Exporting, because of
its global nature, is often seen as being quite glamorous. Also, because of the
apparent size of the global market, some companies may think that entering
export markets must be very easy. For these and other reasons, many companies
turn to exports as a means of salvation from small and highly competitive local
markets. These are the worst reasons for exporting.
Exporting is a complex, time consuming and very difficult endeavour. It
should only be attempted by companies that have the resources to tackle these
foreign opportunities - exporting is unfortunately not for everyone.
Exporting is worth considering only if you:
- have a unique product.
- are an established, successful
- are already selling nationally
and need to expand your sales.
- are competing quite
successfully against imported products.
- are in a position to finance
your export endeavours for a period of 12 to 24 months without necessarily
generating any immediate income.
- already have good contacts in
your industry abroad who may be prepared to help you.
- have the necessary export
skills within your firm.
On the other hand, you should stay away from exporting if you:
- do not yet have a formal
business plan for your local market.
- are not yet selling your
- are struggling in the domestic
- are producing and selling a
very ordinary product.
- have limited finances and
You can be said to be export ready if you have:
- Obtained senior management’s absolute support for and
commitment to the firm’s export efforts

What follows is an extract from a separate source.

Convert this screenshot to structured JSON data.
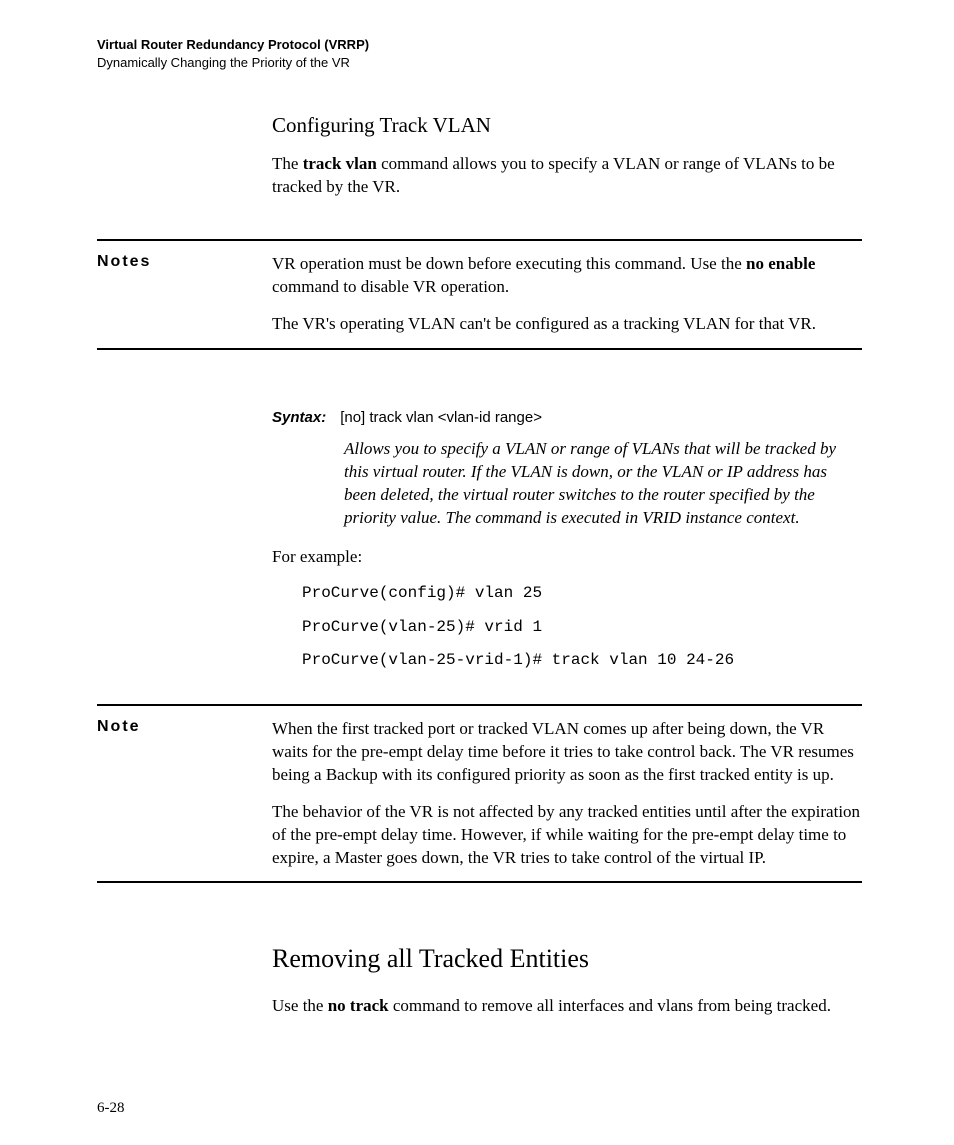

- An established product that is unique in one or more ways
and that is competitively priced
- Confidence that your suppliers will continue to supply you
with the raw materials and components that you need to meet export demand, even
if there are unexpected changes in the domestic and/or international
- The capacity to easily re-design your product to suit your
- The ability to adopt additional competitive features such as
using new materials, meeting international standards, integrating new
technologies, incorporating new packaging, etc.
- Spare production capacity so you can quickly fulfill a large
- Adopted consistent quality control in your production
process, which you can still adhere to even if you increase production to meet
- An established and profitable national market in your home
- An existing system for managing your expenses and income
- Adequate cash, savings, or access to capital to finance your
production and marketing efforts for a year or two
- Trained staff that have experience in export marketing and
- One or more foreign-speaking personnel with good customer
- The capacity to survive for at least two years without
making a large profit
- Attended export training yourself or solicited export advice
from appropriate experts in this field
- Attended export networking events (such as the Exporters’
Club) or conferences
- Developed a formal, documented export plan
- Already conducted some export marketing research on which to
base your forward thinking
- Considered how you will address the various export risks
that you will face.